((

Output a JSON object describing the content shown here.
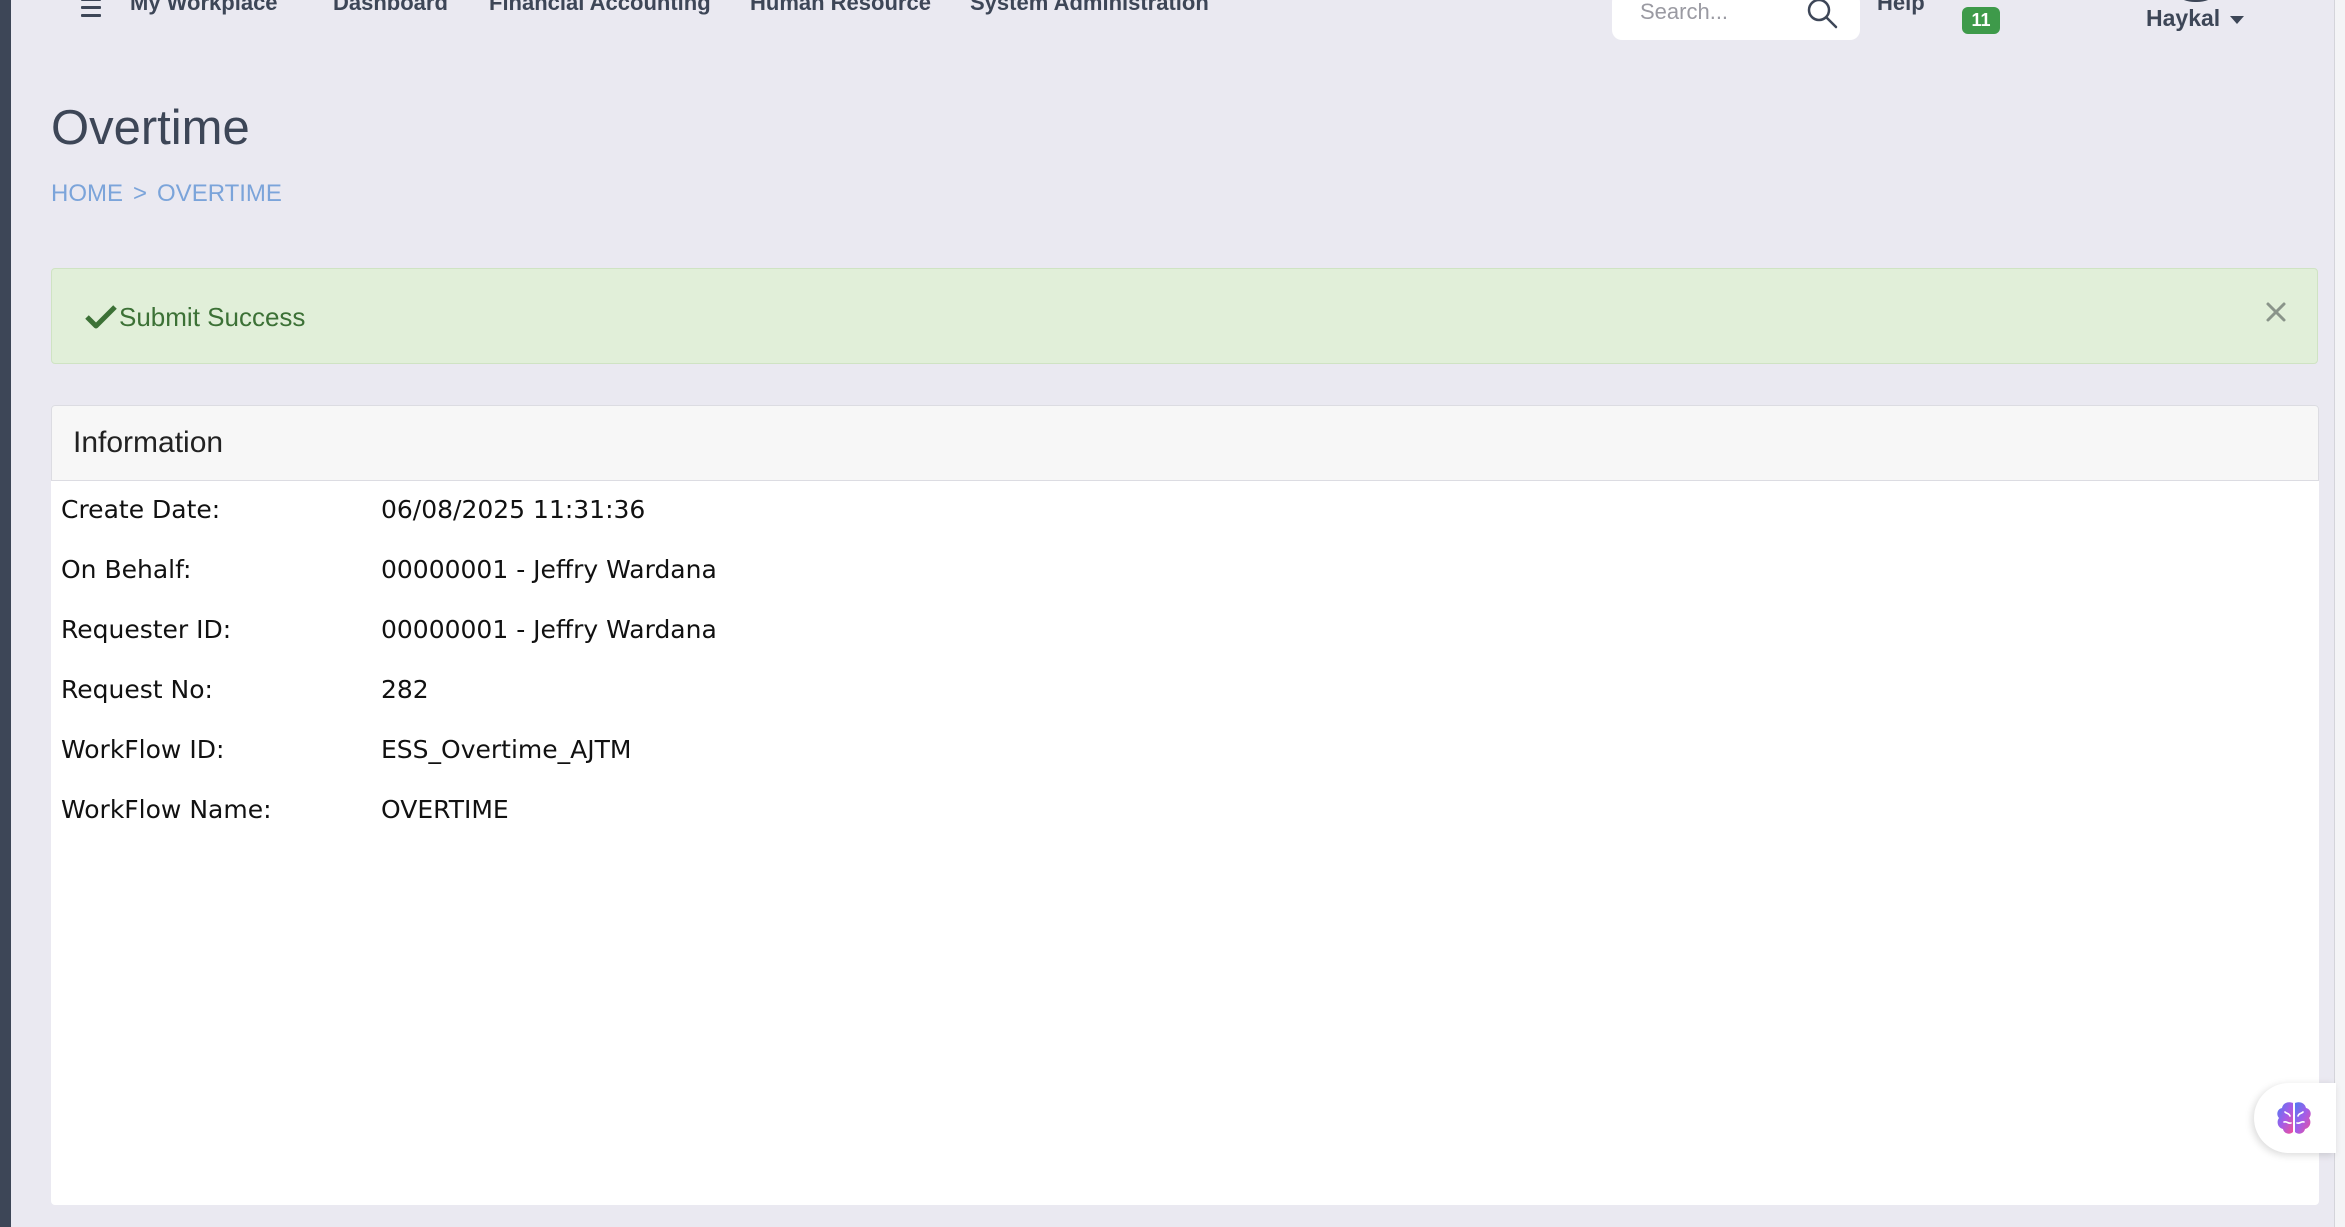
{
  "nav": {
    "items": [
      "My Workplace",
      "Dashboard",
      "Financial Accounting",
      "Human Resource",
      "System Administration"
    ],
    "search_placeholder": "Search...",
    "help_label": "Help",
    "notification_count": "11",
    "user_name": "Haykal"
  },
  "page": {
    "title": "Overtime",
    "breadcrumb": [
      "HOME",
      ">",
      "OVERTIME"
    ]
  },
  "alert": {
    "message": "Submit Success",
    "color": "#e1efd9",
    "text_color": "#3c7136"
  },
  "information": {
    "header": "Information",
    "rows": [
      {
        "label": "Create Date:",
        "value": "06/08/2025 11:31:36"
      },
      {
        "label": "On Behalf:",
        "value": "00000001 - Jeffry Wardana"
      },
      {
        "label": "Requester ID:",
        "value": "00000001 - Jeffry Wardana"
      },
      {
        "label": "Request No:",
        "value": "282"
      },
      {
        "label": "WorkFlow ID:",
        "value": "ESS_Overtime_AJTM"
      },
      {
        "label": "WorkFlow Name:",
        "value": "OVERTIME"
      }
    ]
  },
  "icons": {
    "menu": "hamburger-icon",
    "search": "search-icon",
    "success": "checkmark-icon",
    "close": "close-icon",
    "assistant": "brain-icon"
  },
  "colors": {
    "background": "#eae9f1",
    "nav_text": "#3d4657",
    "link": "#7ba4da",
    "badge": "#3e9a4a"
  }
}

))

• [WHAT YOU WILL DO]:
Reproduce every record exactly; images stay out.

• [RESULT BELOW]:
Output a JSON object describing the content shown here.
{
  "nav": {
    "items": [
      "My Workplace",
      "Dashboard",
      "Financial Accounting",
      "Human Resource",
      "System Administration"
    ],
    "search_placeholder": "Search...",
    "help_label": "Help",
    "notification_count": "11",
    "user_name": "Haykal"
  },
  "page": {
    "title": "Overtime",
    "breadcrumb": [
      "HOME",
      ">",
      "OVERTIME"
    ]
  },
  "alert": {
    "message": "Submit Success",
    "color": "#e1efd9",
    "text_color": "#3c7136"
  },
  "information": {
    "header": "Information",
    "rows": [
      {
        "label": "Create Date:",
        "value": "06/08/2025 11:31:36"
      },
      {
        "label": "On Behalf:",
        "value": "00000001 - Jeffry Wardana"
      },
      {
        "label": "Requester ID:",
        "value": "00000001 - Jeffry Wardana"
      },
      {
        "label": "Request No:",
        "value": "282"
      },
      {
        "label": "WorkFlow ID:",
        "value": "ESS_Overtime_AJTM"
      },
      {
        "label": "WorkFlow Name:",
        "value": "OVERTIME"
      }
    ]
  },
  "icons": {
    "menu": "hamburger-icon",
    "search": "search-icon",
    "success": "checkmark-icon",
    "close": "close-icon",
    "assistant": "brain-icon"
  },
  "colors": {
    "background": "#eae9f1",
    "nav_text": "#3d4657",
    "link": "#7ba4da",
    "badge": "#3e9a4a"
  }
}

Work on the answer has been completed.